Weaponizing Technology: Microsoft Leads Silicon Valley Down a Grim Path

2 minute read

Joshua Brustein, in his article “Microsoft Wins $480 Million Army Battlefield Contract,” discusses the technology Microsoft will be supplying to the United States Army. The contract includes 100,000 HoloLens augmented reality headsets to “increase lethality by enhancing the ability to detect, decide and engage before the enemy.” This development is particularly troubling for what it could mean for the future of Silicon Valley. This step not only illustrates Microsoft leading the technology sector into the military-industrial complex, but also Microsoft’s disregard for employee’s choice in the work they do. Brustein writes about “earlier this year, hundreds of Microsoft workers signed a petition criticizing a contract with U.S. Immigration and Customs Enforcement.” Despite worker objections, Microsoft is continuing to work with the government. Technology workers have demonstrated they do not want to build products used for waging war. Earlier this year, about 4,000 Google employees signed a petition demanding “a clear policy stating that neither Google nor its contractors will ever build warfare technology”.
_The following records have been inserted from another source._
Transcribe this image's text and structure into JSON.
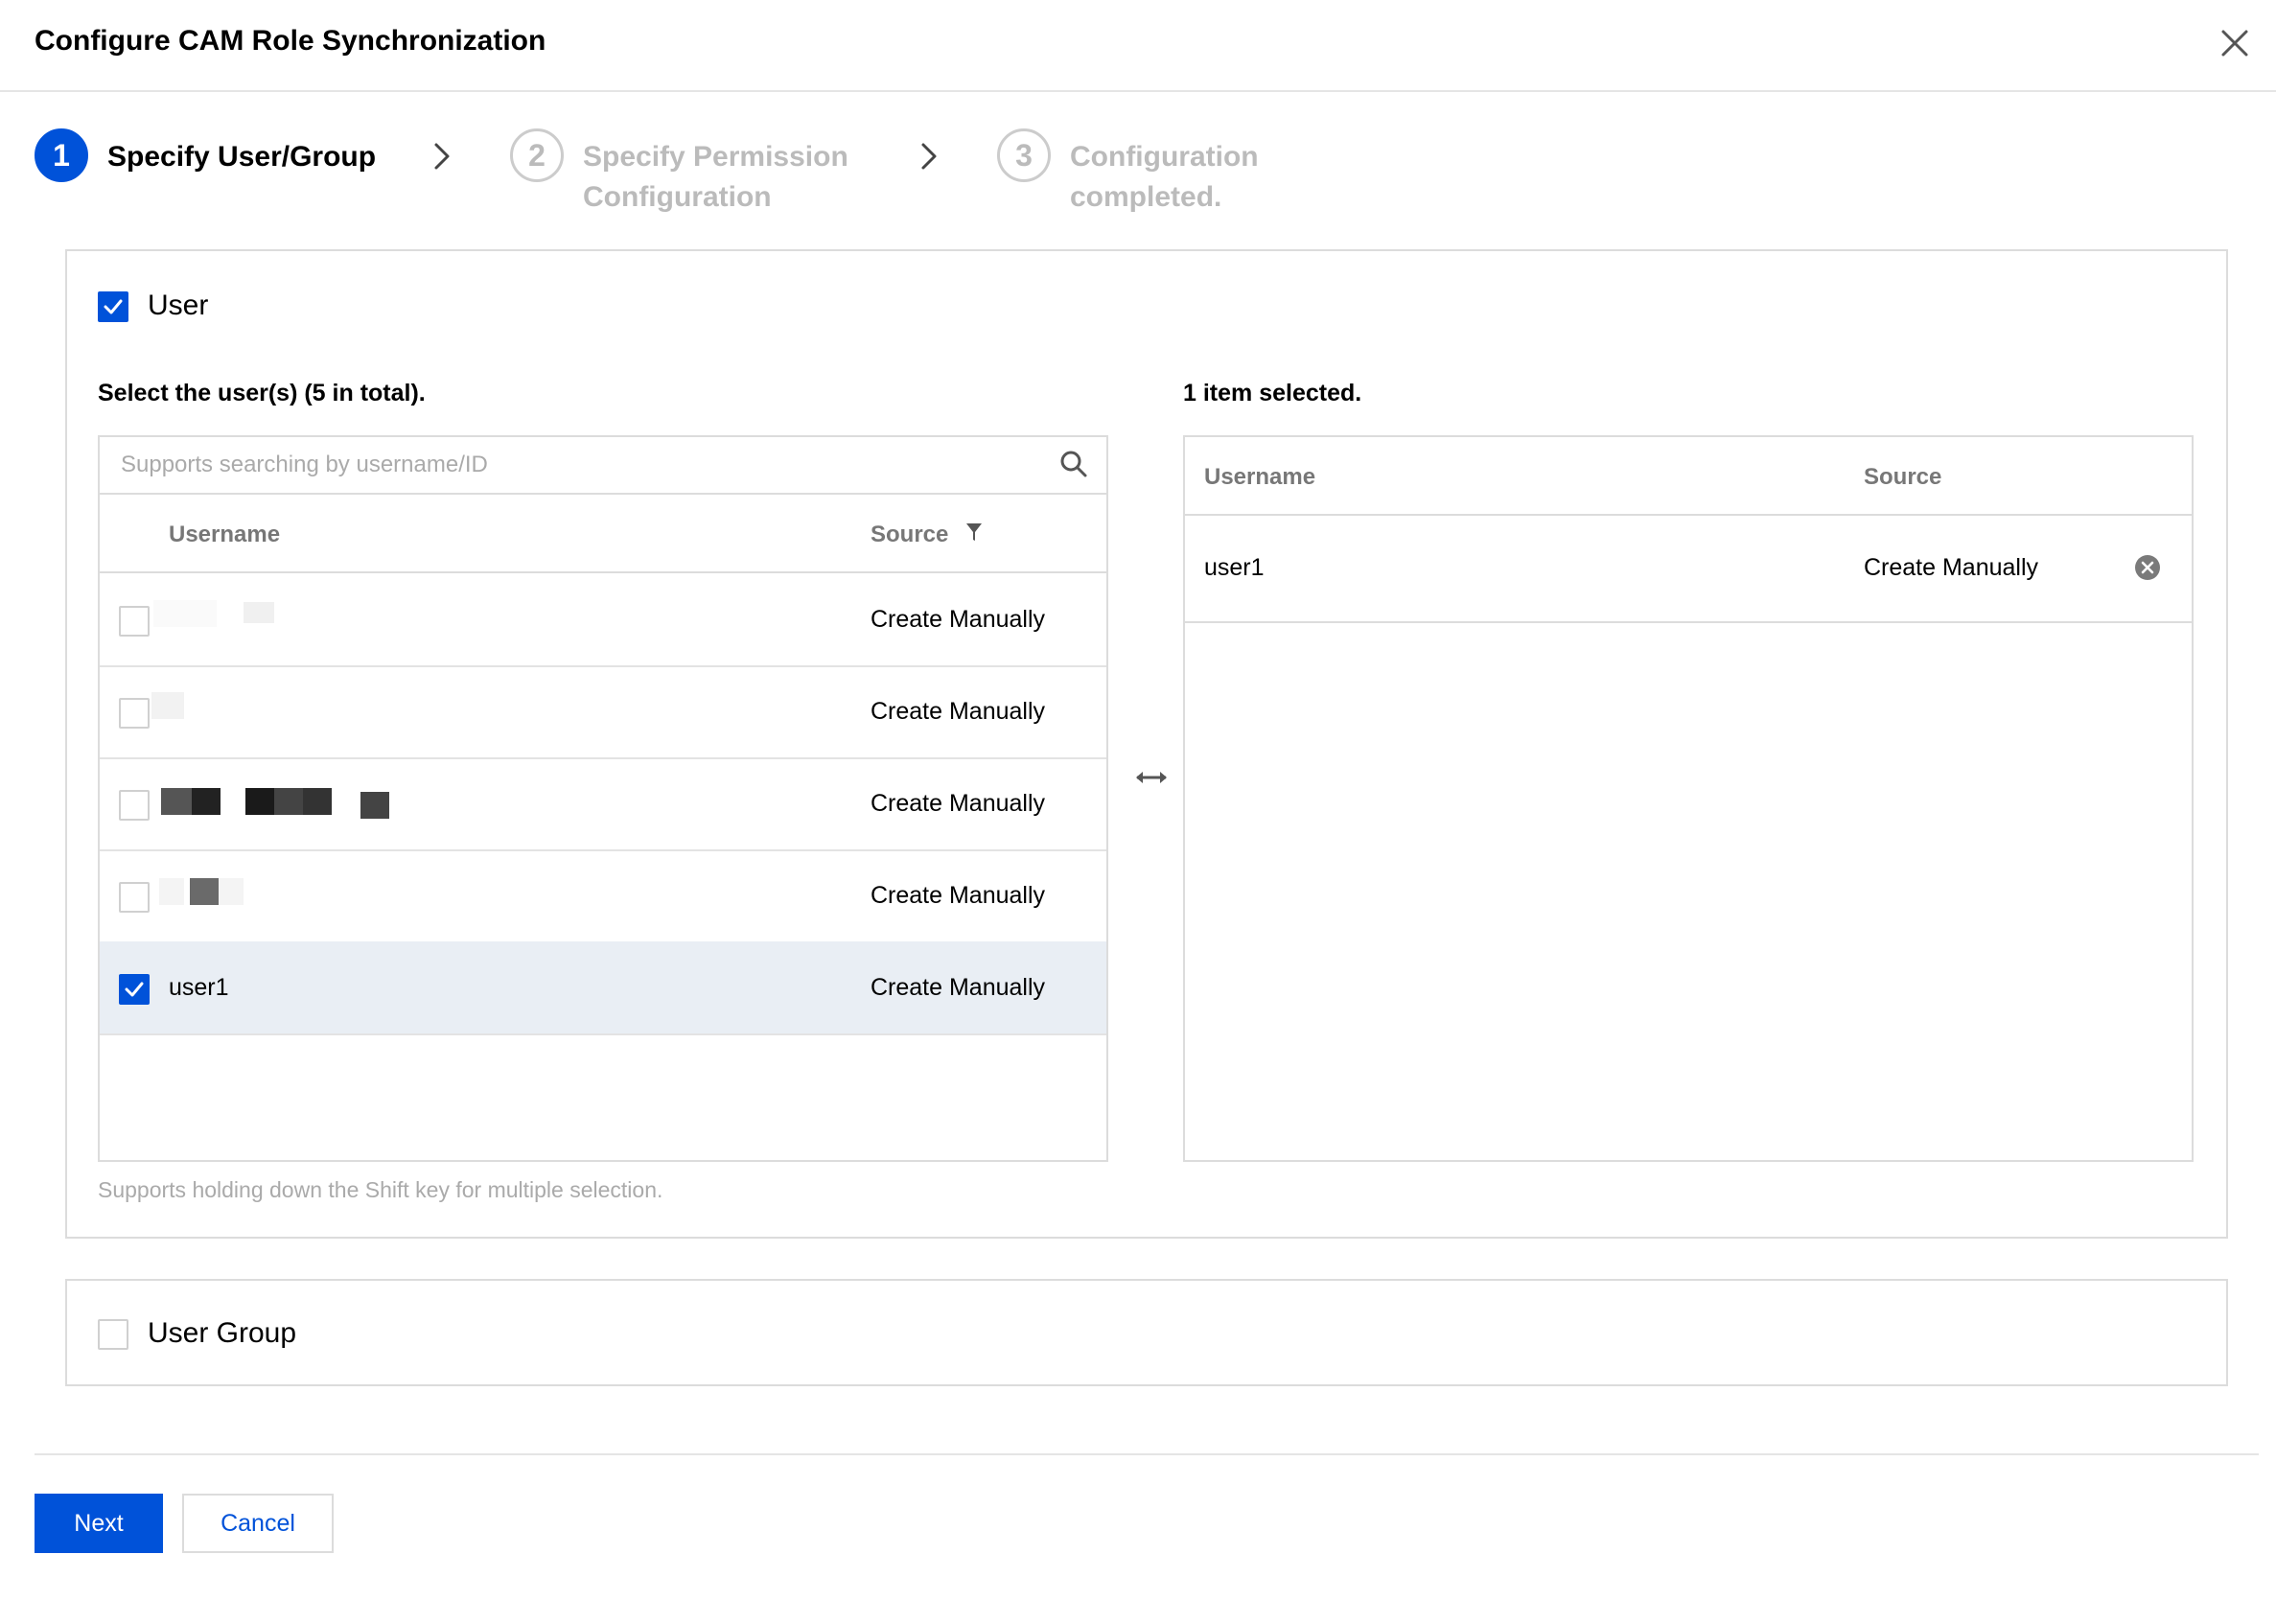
{
  "dialog": {
    "title": "Configure CAM Role Synchronization"
  },
  "steps": [
    {
      "number": "1",
      "label_line1": "Specify User/Group",
      "label_line2": "",
      "state": "active"
    },
    {
      "number": "2",
      "label_line1": "Specify Permission",
      "label_line2": "Configuration",
      "state": "inactive"
    },
    {
      "number": "3",
      "label_line1": "Configuration",
      "label_line2": "completed.",
      "state": "inactive"
    }
  ],
  "user_section": {
    "checkbox_label": "User",
    "checked": true,
    "left_title": "Select the user(s) (5 in total).",
    "search": {
      "placeholder": "Supports searching by username/ID",
      "value": ""
    },
    "columns": {
      "username": "Username",
      "source": "Source"
    },
    "rows": [
      {
        "username": "",
        "source": "Create Manually",
        "checked": false,
        "redacted": true
      },
      {
        "username": "",
        "source": "Create Manually",
        "checked": false,
        "redacted": true
      },
      {
        "username": "",
        "source": "Create Manually",
        "checked": false,
        "redacted": true
      },
      {
        "username": "",
        "source": "Create Manually",
        "checked": false,
        "redacted": true
      },
      {
        "username": "user1",
        "source": "Create Manually",
        "checked": true,
        "redacted": false
      }
    ],
    "right_title": "1 item selected.",
    "selected_columns": {
      "username": "Username",
      "source": "Source"
    },
    "selected_rows": [
      {
        "username": "user1",
        "source": "Create Manually"
      }
    ],
    "hint": "Supports holding down the Shift key for multiple selection."
  },
  "group_section": {
    "checkbox_label": "User Group",
    "checked": false
  },
  "footer": {
    "next_label": "Next",
    "cancel_label": "Cancel"
  },
  "colors": {
    "primary": "#0052d9",
    "selected_row": "#e9eef4",
    "inactive_step": "#bbbbbb"
  },
  "icons": [
    "close-icon",
    "chevron-right-icon",
    "search-icon",
    "filter-icon",
    "transfer-icon",
    "remove-icon",
    "checkmark-icon"
  ]
}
The technology industry is responsible for creating many of the tools we use today. Yet, these workers are against creating tools of mass destruction. The line drawn here is simple: these engineers, scientists, and designers want to build a better world. They have built instant messaging, wireless video calling, and portable, high quality cameras that can withstand daily uses and drops. Developing technologies designed to do harm is more than they signed up for. While discussing the ethical considerations of war is beyond the scope of this article, employees deserve to have a say in what they are building.
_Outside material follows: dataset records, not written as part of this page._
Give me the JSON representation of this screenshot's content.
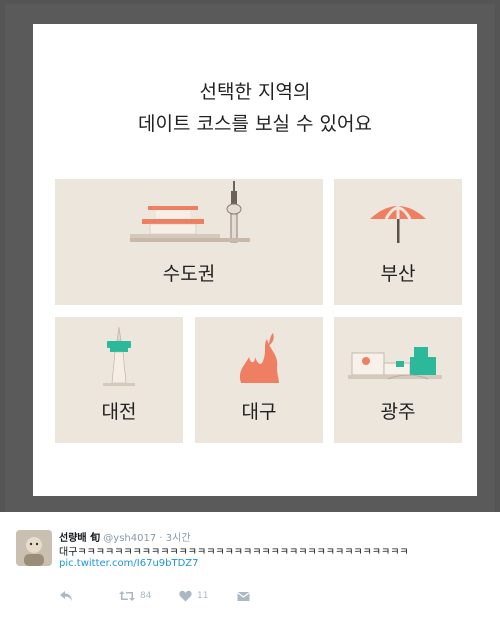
{
  "card": {
    "heading_line1": "선택한 지역의",
    "heading_line2": "데이트 코스를 보실 수 있어요"
  },
  "regions": [
    {
      "label": "수도권",
      "icon": "palace-and-tower-icon"
    },
    {
      "label": "부산",
      "icon": "beach-umbrella-icon"
    },
    {
      "label": "대전",
      "icon": "tower-icon"
    },
    {
      "label": "대구",
      "icon": "flame-icon"
    },
    {
      "label": "광주",
      "icon": "landmark-building-icon"
    }
  ],
  "tweet": {
    "name": "선량배 旬",
    "handle": "@ysh4017",
    "separator": "·",
    "time": "3시간",
    "text": "대구ㅋㅋㅋㅋㅋㅋㅋㅋㅋㅋㅋㅋㅋㅋㅋㅋㅋㅋㅋㅋㅋㅋㅋㅋㅋㅋㅋㅋㅋㅋㅋㅋㅋㅋㅋㅋ",
    "link": "pic.twitter.com/I67u9bTDZ7",
    "retweet_count": "84",
    "like_count": "11"
  },
  "colors": {
    "tile_bg": "#ede6dd",
    "coral": "#ee7f62",
    "teal": "#2cb89b",
    "dim_overlay": "#555555"
  }
}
The other issue at hand with this development is what it could lead to. In Burstein’s article, Microsoft’s President and Chief Legal Officer, Brad Smith, said “Artificial intelligence, augmented reality and other technologies are raising new and profoundly important issues, including the ability of weapons to act autonomously. As we have discussed these issues with governments, we’ve appreciated that no military in the world wants to wake up to discover that machines have started a war. But we can’t expect these new developments to be addressed wisely if the people in the tech sector who know the most about technology withdraw from the conversation.” Unfortunately, Smith’s last sentence is incorrect. It is possible to have a conversation about how society wants to use these advanced technologies without creating them first. Essentially, it appears Smith is saying “Create weapons now, ask questions later.” This is similar to Silicon Valley’s “Move Fast and Break Things” mantra, which Facebook is seeing the fallout for now. This time, we should learn from their mistakes and be considerate of the implications of the technology we create.

The ultimate issue with the contract lies in the technology itself. It is easy to see what could go wrong with augmented reality powered by artificial intelligence: the AI could mistakenly categorize an unarmed civilian as hostile, the augmented reality device could malfunction and cause a soldier to make the wrong lethal decision, the facial recognition could be incorrect, and the list goes on. There’s also the issue of the technology falling into the hand of an oppressive regime, or the devices being hacked while soldiers are in the field. Fortunately, there is still time to have a conversation about these technologies before they are created and used. There is limited time to make a change, but change is still possible and necessary to create a better world.